It’s not a secret that we spend too much time on our phones, sitting in front of the computer or television, or just looking at screens in general. You don’t have to go out of your way to find commentary on the subject. What you might find interesting is that there have been an increasing number of studies that have consistently shown that the amount of notifications a person receives is directly related to their productivity; or, lack thereof.
Research from the University of California at Irvine found it took a whopping 23 minutes to return to a single task after a notification came in on a person’s smartphone. What’s more troubling is that people only average about 47 seconds before they return to their mobile device. This means that people, on average, check their mobile devices nearly 600 times in an eight-hour workday. They also found that since it takes time to recover from notifications, the more notifications a person receives during the day, the more errors they made and the more stress it causes on workers.

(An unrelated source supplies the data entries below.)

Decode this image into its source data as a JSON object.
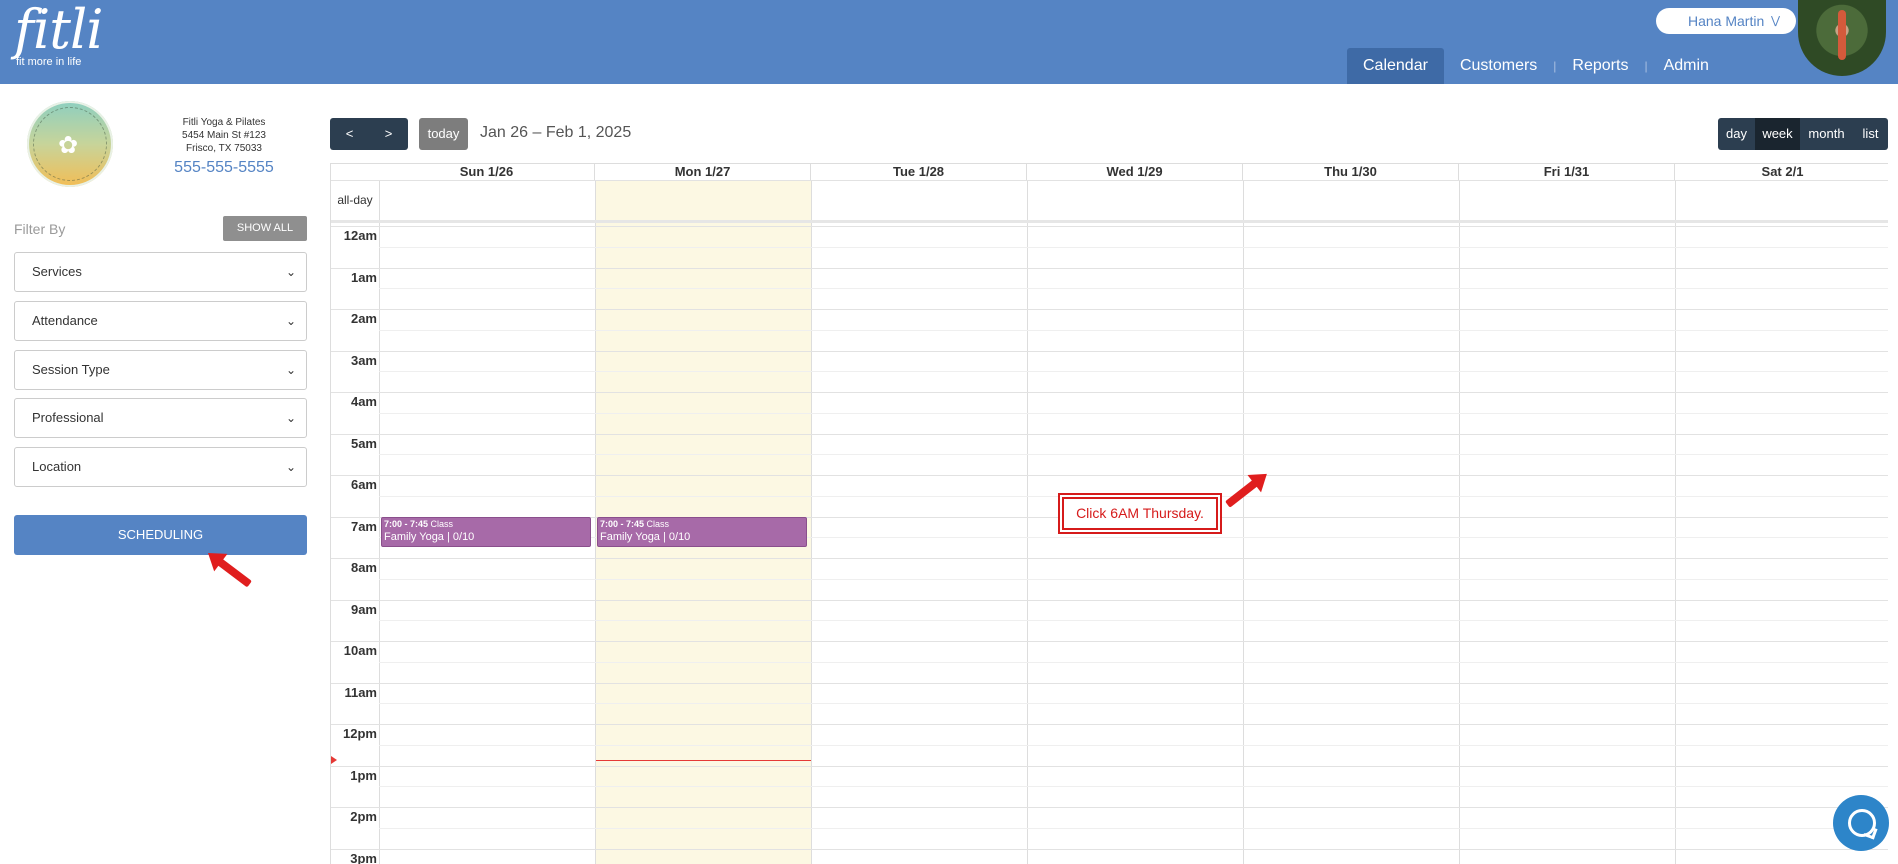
{
  "header": {
    "logo_word": "fitli",
    "logo_tagline": "fit more in life",
    "user_name": "Hana Martin",
    "nav": [
      "Calendar",
      "Customers",
      "Reports",
      "Admin"
    ],
    "nav_active": "Calendar"
  },
  "studio": {
    "name": "Fitli Yoga & Pilates",
    "address1": "5454 Main St #123",
    "address2": "Frisco, TX 75033",
    "phone": "555-555-5555"
  },
  "sidebar": {
    "filter_label": "Filter By",
    "show_all": "SHOW ALL",
    "filters": [
      "Services",
      "Attendance",
      "Session Type",
      "Professional",
      "Location"
    ],
    "scheduling": "SCHEDULING"
  },
  "toolbar": {
    "prev_icon": "chevron-left-icon",
    "next_icon": "chevron-right-icon",
    "prev_glyph": "<",
    "next_glyph": ">",
    "today": "today",
    "range": "Jan 26 – Feb 1, 2025",
    "views": [
      "day",
      "week",
      "month",
      "list"
    ],
    "active_view": "week"
  },
  "calendar": {
    "days": [
      "Sun 1/26",
      "Mon 1/27",
      "Tue 1/28",
      "Wed 1/29",
      "Thu 1/30",
      "Fri 1/31",
      "Sat 2/1"
    ],
    "today_index": 1,
    "allday_label": "all-day",
    "hours": [
      "12am",
      "1am",
      "2am",
      "3am",
      "4am",
      "5am",
      "6am",
      "7am",
      "8am",
      "9am",
      "10am",
      "11am",
      "12pm",
      "1pm",
      "2pm",
      "3pm"
    ],
    "events": [
      {
        "day_index": 0,
        "time": "7:00 - 7:45",
        "type": "Class",
        "title": "Family Yoga | 0/10",
        "color": "#a76aa8"
      },
      {
        "day_index": 1,
        "time": "7:00 - 7:45",
        "type": "Class",
        "title": "Family Yoga | 0/10",
        "color": "#a76aa8"
      }
    ]
  },
  "annotation": {
    "callout": "Click 6AM Thursday."
  },
  "colors": {
    "brand": "#5584c4",
    "toolbar": "#2c3e50",
    "event": "#a76aa8",
    "today_bg": "#fcf8e3",
    "annotation": "#d61b1b"
  },
  "chat_icon": "chat-bubble-icon"
}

The number of notifications people receive aren’t going down. In fact, with many people still working remotely, the number has risen precipitously. Apple and Google, the two companies that fuel most modern smartphones, have tried to help users manage their notifications. Apple has instituted its Screen Time feature, while Android has its Digital Wellbeing tool. These apps are designed to (ironically) notify users on how much time they spend in each app and report how many notifications they receive. They can then set daily limits and set timeframes in which they don’t want to receive notifications to help them be more productive and less distracted.

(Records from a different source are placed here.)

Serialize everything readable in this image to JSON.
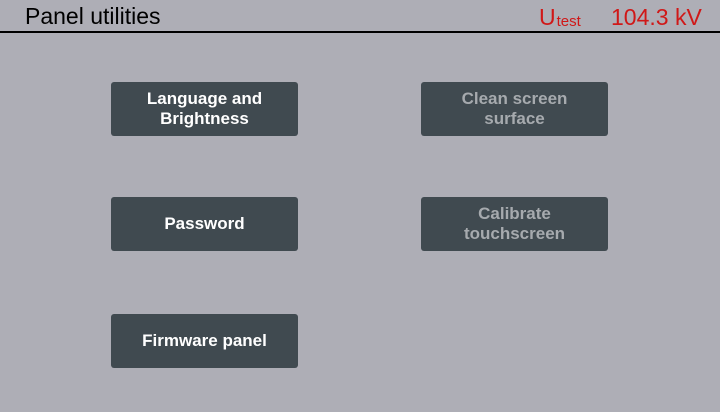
{
  "header": {
    "title": "Panel utilities",
    "utest_symbol": "U",
    "utest_subscript": "test",
    "utest_value": "104.3 kV"
  },
  "buttons": {
    "language_brightness": "Language and\nBrightness",
    "clean_screen": "Clean screen\nsurface",
    "password": "Password",
    "calibrate": "Calibrate\ntouchscreen",
    "firmware_panel": "Firmware panel"
  },
  "colors": {
    "background": "#aeaeb6",
    "button": "#404a50",
    "button_text": "#ffffff",
    "button_text_disabled": "#a6aaae",
    "utest": "#d01818"
  }
}
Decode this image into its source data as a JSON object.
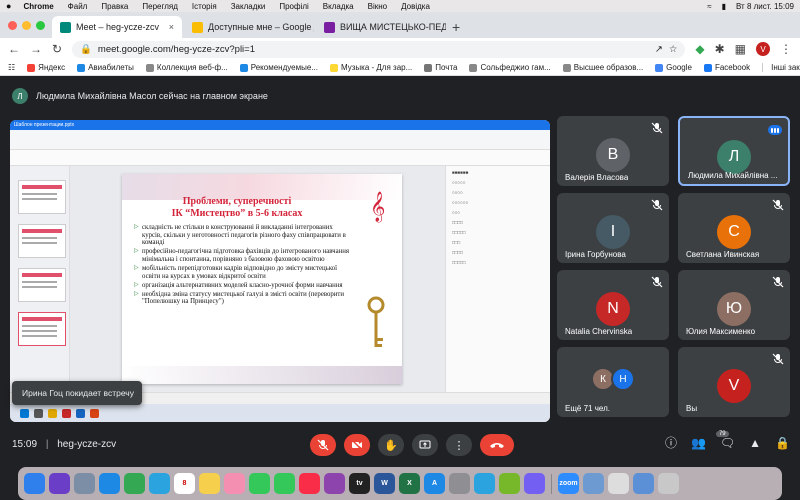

For those that aren’t great at managing this, there are hardware options. There are phones available today that take a lot of the applications out of the picture. Remember the flip phones from the late ‘90s and early 2000s? No. Well, they function a lot like those mobile options used to.
One of these phones called The Light Phone, just provides SMS and calling features in a very simple form factor. It’s an elegant solution to the problem, but for many people, especially people that spent $1,000 or so on their smartphone, buying a less smartphone isn’t really in the cards.

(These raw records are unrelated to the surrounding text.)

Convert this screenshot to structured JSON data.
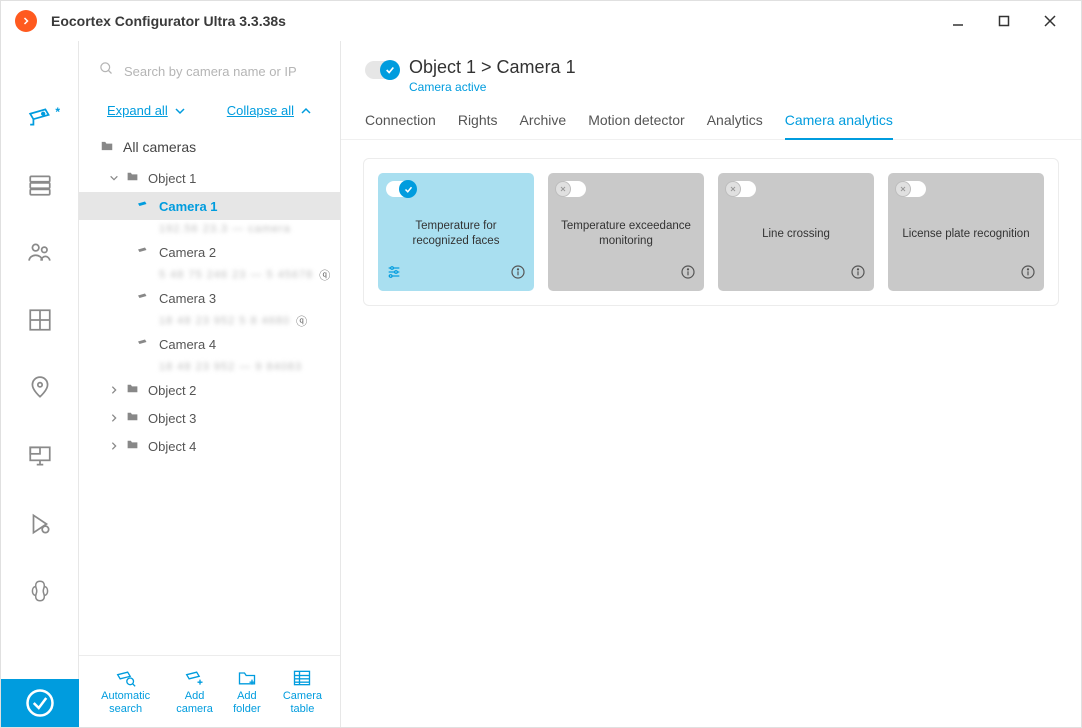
{
  "app": {
    "title": "Eocortex Configurator Ultra 3.3.38s"
  },
  "search": {
    "placeholder": "Search by camera name or IP"
  },
  "links": {
    "expand": "Expand all",
    "collapse": "Collapse all"
  },
  "tree": {
    "root": "All cameras",
    "objects": [
      {
        "name": "Object 1",
        "expanded": true,
        "cameras": [
          {
            "name": "Camera 1",
            "selected": true
          },
          {
            "name": "Camera 2"
          },
          {
            "name": "Camera 3"
          },
          {
            "name": "Camera 4"
          }
        ]
      },
      {
        "name": "Object 2",
        "expanded": false
      },
      {
        "name": "Object 3",
        "expanded": false
      },
      {
        "name": "Object 4",
        "expanded": false
      }
    ]
  },
  "actions": {
    "auto_search": "Automatic search",
    "add_camera": "Add camera",
    "add_folder": "Add folder",
    "camera_table": "Camera table"
  },
  "header": {
    "breadcrumb": "Object 1 > Camera 1",
    "status": "Camera active"
  },
  "tabs": [
    "Connection",
    "Rights",
    "Archive",
    "Motion detector",
    "Analytics",
    "Camera analytics"
  ],
  "active_tab": 5,
  "analytics": [
    {
      "name": "Temperature for recognized faces",
      "enabled": true,
      "has_settings": true
    },
    {
      "name": "Temperature exceedance monitoring",
      "enabled": false
    },
    {
      "name": "Line crossing",
      "enabled": false
    },
    {
      "name": "License plate recognition",
      "enabled": false
    }
  ]
}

More affordable options have come in the way of applications. App developers have come up with productivity-enhancing apps that have been constructed to allow for what is being called “deep work”. One deep work application called Medium actively promotes the limiting of notifications and gives users a respite from the world around them to get more meaningful work done. Other apps such as Seque, Shift, and Asana give users options to control their productivity platforms so that they can reduce workplace stress and control their schedules better.
What do you think? Do you spend too much time staring at your phone when you could be more productive? Do you feel like the constant flow of notifications is holding your career back? Leave your thoughts in the comments section below and return to our blog soon for more great technology-related content.